GLAAD Studio Responsibility Index Reveals Lack of LGBT Visibility

GLAAD's annual report tracked the seven largest motion picture studios during the 2013 calendar year to map the quantity, quality, and diversity of images of LGBT people in films. Find out how each stacked up here.



GLAAD released its second annual Studio Responsibility Index today, grading the seven largest motion picture studios on the quantity, quality and diversity of images of LGBT people in their films released during 2013.

GLAAD’s research revealed that only 17 of the studios’ 102 releases in 2013 included LGBT characters, a slight improvement from the 14 LGBT inclusive films from 2012. However, while there was a minor increase in number of films including LGBT characters, a majority of them were minor roles or cameos, many of which were defamatory representations of LGBT people. Not a single mainstream film from the seven studios included an LGBT lead character.

“The lack of substantial LGBT characters in mainstream film, in addition to the outdated humor and stereotypes, suggests large Hollywood studios may be doing more harm than good when it comes to worldwide understanding of the LGBT community,” said GLAAD CEO and president Sarah Kate Ellis in a statement. “These studios have the eyes and ears of millions of audience members and should reflect the true fabric of our society rather than feed into the hatred and prejudice against LGBT people too often seen around the globe.”
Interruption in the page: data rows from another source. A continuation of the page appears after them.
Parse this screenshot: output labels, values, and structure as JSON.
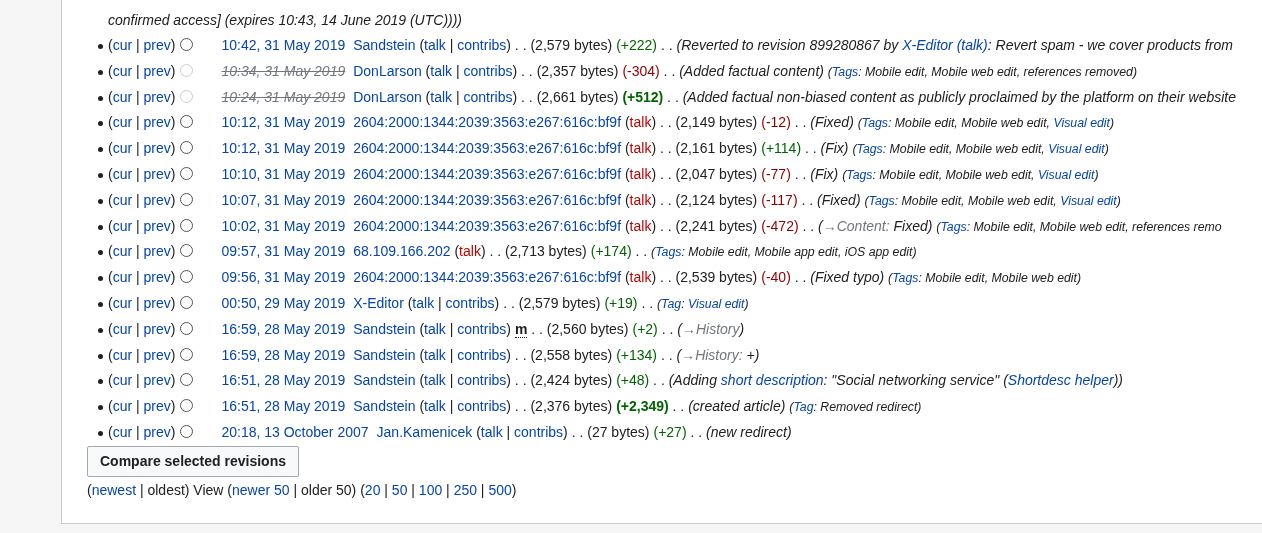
{
  "continuation": [
    {
      "kind": "comment",
      "text": "confirmed access] (expires 10:43, 14 June 2019 (UTC))))"
    }
  ],
  "rows": [
    {
      "segments": [
        {
          "kind": "punct",
          "text": "("
        },
        {
          "kind": "link",
          "text": "cur"
        },
        {
          "kind": "punct",
          "text": " | "
        },
        {
          "kind": "link",
          "text": "prev"
        },
        {
          "kind": "punct",
          "text": ")"
        },
        {
          "kind": "radio",
          "disabled": false
        },
        {
          "kind": "date",
          "text": "10:42, 31 May 2019"
        },
        {
          "kind": "link",
          "text": "Sandstein"
        },
        {
          "kind": "punct",
          "text": " ("
        },
        {
          "kind": "link",
          "text": "talk"
        },
        {
          "kind": "punct",
          "text": " | "
        },
        {
          "kind": "link",
          "text": "contribs"
        },
        {
          "kind": "punct",
          "text": ") . . "
        },
        {
          "kind": "size",
          "text": "(2,579 bytes)"
        },
        {
          "kind": "diff_pos",
          "text": "(+222)"
        },
        {
          "kind": "punct",
          "text": " . . "
        },
        {
          "kind": "comment",
          "text": "(Reverted to revision 899280867 by "
        },
        {
          "kind": "comment_link",
          "text": "X-Editor"
        },
        {
          "kind": "comment_link",
          "text": " (talk)"
        },
        {
          "kind": "comment",
          "text": ": Revert spam - we cover products from"
        }
      ]
    },
    {
      "segments": [
        {
          "kind": "punct",
          "text": "("
        },
        {
          "kind": "link",
          "text": "cur"
        },
        {
          "kind": "punct",
          "text": " | "
        },
        {
          "kind": "link",
          "text": "prev"
        },
        {
          "kind": "punct",
          "text": ")"
        },
        {
          "kind": "radio",
          "disabled": true
        },
        {
          "kind": "date_deleted",
          "text": "10:34, 31 May 2019"
        },
        {
          "kind": "link",
          "text": "DonLarson"
        },
        {
          "kind": "punct",
          "text": " ("
        },
        {
          "kind": "link",
          "text": "talk"
        },
        {
          "kind": "punct",
          "text": " | "
        },
        {
          "kind": "link",
          "text": "contribs"
        },
        {
          "kind": "punct",
          "text": ") . . "
        },
        {
          "kind": "size",
          "text": "(2,357 bytes)"
        },
        {
          "kind": "diff_neg",
          "text": "(-304)"
        },
        {
          "kind": "punct",
          "text": " . . "
        },
        {
          "kind": "comment",
          "text": "(Added factual content) "
        },
        {
          "kind": "tag",
          "text": "("
        },
        {
          "kind": "tag_label",
          "text": "Tags"
        },
        {
          "kind": "tag",
          "text": ": Mobile edit, Mobile web edit, references removed)"
        }
      ]
    },
    {
      "segments": [
        {
          "kind": "punct",
          "text": "("
        },
        {
          "kind": "link",
          "text": "cur"
        },
        {
          "kind": "punct",
          "text": " | "
        },
        {
          "kind": "link",
          "text": "prev"
        },
        {
          "kind": "punct",
          "text": ")"
        },
        {
          "kind": "radio",
          "disabled": true
        },
        {
          "kind": "date_deleted",
          "text": "10:24, 31 May 2019"
        },
        {
          "kind": "link",
          "text": "DonLarson"
        },
        {
          "kind": "punct",
          "text": " ("
        },
        {
          "kind": "link",
          "text": "talk"
        },
        {
          "kind": "punct",
          "text": " | "
        },
        {
          "kind": "link",
          "text": "contribs"
        },
        {
          "kind": "punct",
          "text": ") . . "
        },
        {
          "kind": "size",
          "text": "(2,661 bytes)"
        },
        {
          "kind": "diff_pos_big",
          "text": "(+512)"
        },
        {
          "kind": "punct",
          "text": " . . "
        },
        {
          "kind": "comment",
          "text": "(Added factual non-biased content as publicly proclaimed by the platform on their website"
        }
      ]
    },
    {
      "segments": [
        {
          "kind": "punct",
          "text": "("
        },
        {
          "kind": "link",
          "text": "cur"
        },
        {
          "kind": "punct",
          "text": " | "
        },
        {
          "kind": "link",
          "text": "prev"
        },
        {
          "kind": "punct",
          "text": ")"
        },
        {
          "kind": "radio",
          "disabled": false
        },
        {
          "kind": "date",
          "text": "10:12, 31 May 2019"
        },
        {
          "kind": "link",
          "text": "2604:2000:1344:2039:3563:e267:616c:bf9f"
        },
        {
          "kind": "punct",
          "text": " ("
        },
        {
          "kind": "redlink",
          "text": "talk"
        },
        {
          "kind": "punct",
          "text": ") . . "
        },
        {
          "kind": "size",
          "text": "(2,149 bytes)"
        },
        {
          "kind": "diff_neg",
          "text": "(-12)"
        },
        {
          "kind": "punct",
          "text": " . . "
        },
        {
          "kind": "comment",
          "text": "(Fixed) "
        },
        {
          "kind": "tag",
          "text": "("
        },
        {
          "kind": "tag_label",
          "text": "Tags"
        },
        {
          "kind": "tag",
          "text": ": Mobile edit, Mobile web edit, "
        },
        {
          "kind": "tag_link",
          "text": "Visual edit"
        },
        {
          "kind": "tag",
          "text": ")"
        }
      ]
    },
    {
      "segments": [
        {
          "kind": "punct",
          "text": "("
        },
        {
          "kind": "link",
          "text": "cur"
        },
        {
          "kind": "punct",
          "text": " | "
        },
        {
          "kind": "link",
          "text": "prev"
        },
        {
          "kind": "punct",
          "text": ")"
        },
        {
          "kind": "radio",
          "disabled": false
        },
        {
          "kind": "date",
          "text": "10:12, 31 May 2019"
        },
        {
          "kind": "link",
          "text": "2604:2000:1344:2039:3563:e267:616c:bf9f"
        },
        {
          "kind": "punct",
          "text": " ("
        },
        {
          "kind": "redlink",
          "text": "talk"
        },
        {
          "kind": "punct",
          "text": ") . . "
        },
        {
          "kind": "size",
          "text": "(2,161 bytes)"
        },
        {
          "kind": "diff_pos",
          "text": "(+114)"
        },
        {
          "kind": "punct",
          "text": " . . "
        },
        {
          "kind": "comment",
          "text": "(Fix) "
        },
        {
          "kind": "tag",
          "text": "("
        },
        {
          "kind": "tag_label",
          "text": "Tags"
        },
        {
          "kind": "tag",
          "text": ": Mobile edit, Mobile web edit, "
        },
        {
          "kind": "tag_link",
          "text": "Visual edit"
        },
        {
          "kind": "tag",
          "text": ")"
        }
      ]
    },
    {
      "segments": [
        {
          "kind": "punct",
          "text": "("
        },
        {
          "kind": "link",
          "text": "cur"
        },
        {
          "kind": "punct",
          "text": " | "
        },
        {
          "kind": "link",
          "text": "prev"
        },
        {
          "kind": "punct",
          "text": ")"
        },
        {
          "kind": "radio",
          "disabled": false
        },
        {
          "kind": "date",
          "text": "10:10, 31 May 2019"
        },
        {
          "kind": "link",
          "text": "2604:2000:1344:2039:3563:e267:616c:bf9f"
        },
        {
          "kind": "punct",
          "text": " ("
        },
        {
          "kind": "redlink",
          "text": "talk"
        },
        {
          "kind": "punct",
          "text": ") . . "
        },
        {
          "kind": "size",
          "text": "(2,047 bytes)"
        },
        {
          "kind": "diff_neg",
          "text": "(-77)"
        },
        {
          "kind": "punct",
          "text": " . . "
        },
        {
          "kind": "comment",
          "text": "(Fix) "
        },
        {
          "kind": "tag",
          "text": "("
        },
        {
          "kind": "tag_label",
          "text": "Tags"
        },
        {
          "kind": "tag",
          "text": ": Mobile edit, Mobile web edit, "
        },
        {
          "kind": "tag_link",
          "text": "Visual edit"
        },
        {
          "kind": "tag",
          "text": ")"
        }
      ]
    },
    {
      "segments": [
        {
          "kind": "punct",
          "text": "("
        },
        {
          "kind": "link",
          "text": "cur"
        },
        {
          "kind": "punct",
          "text": " | "
        },
        {
          "kind": "link",
          "text": "prev"
        },
        {
          "kind": "punct",
          "text": ")"
        },
        {
          "kind": "radio",
          "disabled": false
        },
        {
          "kind": "date",
          "text": "10:07, 31 May 2019"
        },
        {
          "kind": "link",
          "text": "2604:2000:1344:2039:3563:e267:616c:bf9f"
        },
        {
          "kind": "punct",
          "text": " ("
        },
        {
          "kind": "redlink",
          "text": "talk"
        },
        {
          "kind": "punct",
          "text": ") . . "
        },
        {
          "kind": "size",
          "text": "(2,124 bytes)"
        },
        {
          "kind": "diff_neg",
          "text": "(-117)"
        },
        {
          "kind": "punct",
          "text": " . . "
        },
        {
          "kind": "comment",
          "text": "(Fixed) "
        },
        {
          "kind": "tag",
          "text": "("
        },
        {
          "kind": "tag_label",
          "text": "Tags"
        },
        {
          "kind": "tag",
          "text": ": Mobile edit, Mobile web edit, "
        },
        {
          "kind": "tag_link",
          "text": "Visual edit"
        },
        {
          "kind": "tag",
          "text": ")"
        }
      ]
    },
    {
      "segments": [
        {
          "kind": "punct",
          "text": "("
        },
        {
          "kind": "link",
          "text": "cur"
        },
        {
          "kind": "punct",
          "text": " | "
        },
        {
          "kind": "link",
          "text": "prev"
        },
        {
          "kind": "punct",
          "text": ")"
        },
        {
          "kind": "radio",
          "disabled": false
        },
        {
          "kind": "date",
          "text": "10:02, 31 May 2019"
        },
        {
          "kind": "link",
          "text": "2604:2000:1344:2039:3563:e267:616c:bf9f"
        },
        {
          "kind": "punct",
          "text": " ("
        },
        {
          "kind": "redlink",
          "text": "talk"
        },
        {
          "kind": "punct",
          "text": ") . . "
        },
        {
          "kind": "size",
          "text": "(2,241 bytes)"
        },
        {
          "kind": "diff_neg",
          "text": "(-472)"
        },
        {
          "kind": "punct",
          "text": " . . "
        },
        {
          "kind": "comment",
          "text": "("
        },
        {
          "kind": "section",
          "text": "→Content:"
        },
        {
          "kind": "comment",
          "text": " Fixed) "
        },
        {
          "kind": "tag",
          "text": "("
        },
        {
          "kind": "tag_label",
          "text": "Tags"
        },
        {
          "kind": "tag",
          "text": ": Mobile edit, Mobile web edit, references remo"
        }
      ]
    },
    {
      "segments": [
        {
          "kind": "punct",
          "text": "("
        },
        {
          "kind": "link",
          "text": "cur"
        },
        {
          "kind": "punct",
          "text": " | "
        },
        {
          "kind": "link",
          "text": "prev"
        },
        {
          "kind": "punct",
          "text": ")"
        },
        {
          "kind": "radio",
          "disabled": false
        },
        {
          "kind": "date",
          "text": "09:57, 31 May 2019"
        },
        {
          "kind": "link",
          "text": "68.109.166.202"
        },
        {
          "kind": "punct",
          "text": " ("
        },
        {
          "kind": "redlink",
          "text": "talk"
        },
        {
          "kind": "punct",
          "text": ") . . "
        },
        {
          "kind": "size",
          "text": "(2,713 bytes)"
        },
        {
          "kind": "diff_pos",
          "text": "(+174)"
        },
        {
          "kind": "punct",
          "text": " . . "
        },
        {
          "kind": "tag",
          "text": "("
        },
        {
          "kind": "tag_label",
          "text": "Tags"
        },
        {
          "kind": "tag",
          "text": ": Mobile edit, Mobile app edit, iOS app edit)"
        }
      ]
    },
    {
      "segments": [
        {
          "kind": "punct",
          "text": "("
        },
        {
          "kind": "link",
          "text": "cur"
        },
        {
          "kind": "punct",
          "text": " | "
        },
        {
          "kind": "link",
          "text": "prev"
        },
        {
          "kind": "punct",
          "text": ")"
        },
        {
          "kind": "radio",
          "disabled": false
        },
        {
          "kind": "date",
          "text": "09:56, 31 May 2019"
        },
        {
          "kind": "link",
          "text": "2604:2000:1344:2039:3563:e267:616c:bf9f"
        },
        {
          "kind": "punct",
          "text": " ("
        },
        {
          "kind": "redlink",
          "text": "talk"
        },
        {
          "kind": "punct",
          "text": ") . . "
        },
        {
          "kind": "size",
          "text": "(2,539 bytes)"
        },
        {
          "kind": "diff_neg",
          "text": "(-40)"
        },
        {
          "kind": "punct",
          "text": " . . "
        },
        {
          "kind": "comment",
          "text": "(Fixed typo) "
        },
        {
          "kind": "tag",
          "text": "("
        },
        {
          "kind": "tag_label",
          "text": "Tags"
        },
        {
          "kind": "tag",
          "text": ": Mobile edit, Mobile web edit)"
        }
      ]
    },
    {
      "segments": [
        {
          "kind": "punct",
          "text": "("
        },
        {
          "kind": "link",
          "text": "cur"
        },
        {
          "kind": "punct",
          "text": " | "
        },
        {
          "kind": "link",
          "text": "prev"
        },
        {
          "kind": "punct",
          "text": ")"
        },
        {
          "kind": "radio",
          "disabled": false
        },
        {
          "kind": "date",
          "text": "00:50, 29 May 2019"
        },
        {
          "kind": "link",
          "text": "X-Editor"
        },
        {
          "kind": "punct",
          "text": " ("
        },
        {
          "kind": "link",
          "text": "talk"
        },
        {
          "kind": "punct",
          "text": " | "
        },
        {
          "kind": "link",
          "text": "contribs"
        },
        {
          "kind": "punct",
          "text": ") . . "
        },
        {
          "kind": "size",
          "text": "(2,579 bytes)"
        },
        {
          "kind": "diff_pos",
          "text": "(+19)"
        },
        {
          "kind": "punct",
          "text": " . . "
        },
        {
          "kind": "tag",
          "text": "("
        },
        {
          "kind": "tag_label",
          "text": "Tag"
        },
        {
          "kind": "tag",
          "text": ": "
        },
        {
          "kind": "tag_link",
          "text": "Visual edit"
        },
        {
          "kind": "tag",
          "text": ")"
        }
      ]
    },
    {
      "segments": [
        {
          "kind": "punct",
          "text": "("
        },
        {
          "kind": "link",
          "text": "cur"
        },
        {
          "kind": "punct",
          "text": " | "
        },
        {
          "kind": "link",
          "text": "prev"
        },
        {
          "kind": "punct",
          "text": ")"
        },
        {
          "kind": "radio",
          "disabled": false
        },
        {
          "kind": "date",
          "text": "16:59, 28 May 2019"
        },
        {
          "kind": "link",
          "text": "Sandstein"
        },
        {
          "kind": "punct",
          "text": " ("
        },
        {
          "kind": "link",
          "text": "talk"
        },
        {
          "kind": "punct",
          "text": " | "
        },
        {
          "kind": "link",
          "text": "contribs"
        },
        {
          "kind": "punct",
          "text": ") "
        },
        {
          "kind": "minor",
          "text": "m"
        },
        {
          "kind": "punct",
          "text": " . . "
        },
        {
          "kind": "size",
          "text": "(2,560 bytes)"
        },
        {
          "kind": "diff_pos",
          "text": "(+2)"
        },
        {
          "kind": "punct",
          "text": " . . "
        },
        {
          "kind": "comment",
          "text": "("
        },
        {
          "kind": "section",
          "text": "→History"
        },
        {
          "kind": "comment",
          "text": ")"
        }
      ]
    },
    {
      "segments": [
        {
          "kind": "punct",
          "text": "("
        },
        {
          "kind": "link",
          "text": "cur"
        },
        {
          "kind": "punct",
          "text": " | "
        },
        {
          "kind": "link",
          "text": "prev"
        },
        {
          "kind": "punct",
          "text": ")"
        },
        {
          "kind": "radio",
          "disabled": false
        },
        {
          "kind": "date",
          "text": "16:59, 28 May 2019"
        },
        {
          "kind": "link",
          "text": "Sandstein"
        },
        {
          "kind": "punct",
          "text": " ("
        },
        {
          "kind": "link",
          "text": "talk"
        },
        {
          "kind": "punct",
          "text": " | "
        },
        {
          "kind": "link",
          "text": "contribs"
        },
        {
          "kind": "punct",
          "text": ") . . "
        },
        {
          "kind": "size",
          "text": "(2,558 bytes)"
        },
        {
          "kind": "diff_pos",
          "text": "(+134)"
        },
        {
          "kind": "punct",
          "text": " . . "
        },
        {
          "kind": "comment",
          "text": "("
        },
        {
          "kind": "section",
          "text": "→History:"
        },
        {
          "kind": "comment",
          "text": " +)"
        }
      ]
    },
    {
      "segments": [
        {
          "kind": "punct",
          "text": "("
        },
        {
          "kind": "link",
          "text": "cur"
        },
        {
          "kind": "punct",
          "text": " | "
        },
        {
          "kind": "link",
          "text": "prev"
        },
        {
          "kind": "punct",
          "text": ")"
        },
        {
          "kind": "radio",
          "disabled": false
        },
        {
          "kind": "date",
          "text": "16:51, 28 May 2019"
        },
        {
          "kind": "link",
          "text": "Sandstein"
        },
        {
          "kind": "punct",
          "text": " ("
        },
        {
          "kind": "link",
          "text": "talk"
        },
        {
          "kind": "punct",
          "text": " | "
        },
        {
          "kind": "link",
          "text": "contribs"
        },
        {
          "kind": "punct",
          "text": ") . . "
        },
        {
          "kind": "size",
          "text": "(2,424 bytes)"
        },
        {
          "kind": "diff_pos",
          "text": "(+48)"
        },
        {
          "kind": "punct",
          "text": " . . "
        },
        {
          "kind": "comment",
          "text": "(Adding "
        },
        {
          "kind": "comment_link",
          "text": "short description"
        },
        {
          "kind": "comment",
          "text": ": \"Social networking service\" ("
        },
        {
          "kind": "comment_link",
          "text": "Shortdesc helper"
        },
        {
          "kind": "comment",
          "text": "))"
        }
      ]
    },
    {
      "segments": [
        {
          "kind": "punct",
          "text": "("
        },
        {
          "kind": "link",
          "text": "cur"
        },
        {
          "kind": "punct",
          "text": " | "
        },
        {
          "kind": "link",
          "text": "prev"
        },
        {
          "kind": "punct",
          "text": ")"
        },
        {
          "kind": "radio",
          "disabled": false
        },
        {
          "kind": "date",
          "text": "16:51, 28 May 2019"
        },
        {
          "kind": "link",
          "text": "Sandstein"
        },
        {
          "kind": "punct",
          "text": " ("
        },
        {
          "kind": "link",
          "text": "talk"
        },
        {
          "kind": "punct",
          "text": " | "
        },
        {
          "kind": "link",
          "text": "contribs"
        },
        {
          "kind": "punct",
          "text": ") . . "
        },
        {
          "kind": "size",
          "text": "(2,376 bytes)"
        },
        {
          "kind": "diff_pos_big",
          "text": "(+2,349)"
        },
        {
          "kind": "punct",
          "text": " . . "
        },
        {
          "kind": "comment",
          "text": "(created article) "
        },
        {
          "kind": "tag",
          "text": "("
        },
        {
          "kind": "tag_label",
          "text": "Tag"
        },
        {
          "kind": "tag",
          "text": ": Removed redirect)"
        }
      ]
    },
    {
      "segments": [
        {
          "kind": "punct",
          "text": "("
        },
        {
          "kind": "link",
          "text": "cur"
        },
        {
          "kind": "punct",
          "text": " | "
        },
        {
          "kind": "link",
          "text": "prev"
        },
        {
          "kind": "punct",
          "text": ")"
        },
        {
          "kind": "radio",
          "disabled": false
        },
        {
          "kind": "date",
          "text": "20:18, 13 October 2007"
        },
        {
          "kind": "link",
          "text": "Jan.Kamenicek"
        },
        {
          "kind": "punct",
          "text": " ("
        },
        {
          "kind": "link",
          "text": "talk"
        },
        {
          "kind": "punct",
          "text": " | "
        },
        {
          "kind": "link",
          "text": "contribs"
        },
        {
          "kind": "punct",
          "text": ") . . "
        },
        {
          "kind": "size",
          "text": "(27 bytes)"
        },
        {
          "kind": "diff_pos",
          "text": "(+27)"
        },
        {
          "kind": "punct",
          "text": " . . "
        },
        {
          "kind": "comment",
          "text": "(new redirect)"
        }
      ]
    }
  ],
  "compare_button": "Compare selected revisions",
  "navigation": [
    {
      "kind": "punct",
      "text": "("
    },
    {
      "kind": "link",
      "text": "newest"
    },
    {
      "kind": "punct",
      "text": " | oldest) View ("
    },
    {
      "kind": "link",
      "text": "newer 50"
    },
    {
      "kind": "punct",
      "text": " | older 50) ("
    },
    {
      "kind": "link",
      "text": "20"
    },
    {
      "kind": "punct",
      "text": " | "
    },
    {
      "kind": "link",
      "text": "50"
    },
    {
      "kind": "punct",
      "text": " | "
    },
    {
      "kind": "link",
      "text": "100"
    },
    {
      "kind": "punct",
      "text": " | "
    },
    {
      "kind": "link",
      "text": "250"
    },
    {
      "kind": "punct",
      "text": " | "
    },
    {
      "kind": "link",
      "text": "500"
    },
    {
      "kind": "punct",
      "text": ")"
    }
  ]
}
Using the Vito Russo Test — a set of criteria named after GLAAD cofounder and celebrated film historian Vito Russo, which was developed last year to analyze how LGBT characters are represented in fictional works — GLAAD examined the 17 films.

The Vito Russo Test requires films fulfill each of the following to receive a passing grade:

  1. The film contains a character that is identifiably lesbian, gay, bisexual, and/or transgender (LGBT).
  2. That character must not be solely or predominantly defined by their sexual orientation or gender identity (i.e. the character is made up of the same sort of unique character traits commonly used to differentiate straight characters from one another).
  3. The LGBT character must be tied into the plot in such a way that their removal would have a significant effect. Meaning they are not there to simply provide colorful commentary, paint urban authenticity, or (perhaps most commonly) set up a punchline; the character should matter.

Only seven of the 17 films that featured an LGBT character managed to pass the Vito Russo Test.

On the following pages, see how each studio was ranked and rated in GLAAD’s 2013 Studio Responsibility Index.

Tags: GLAAD, Media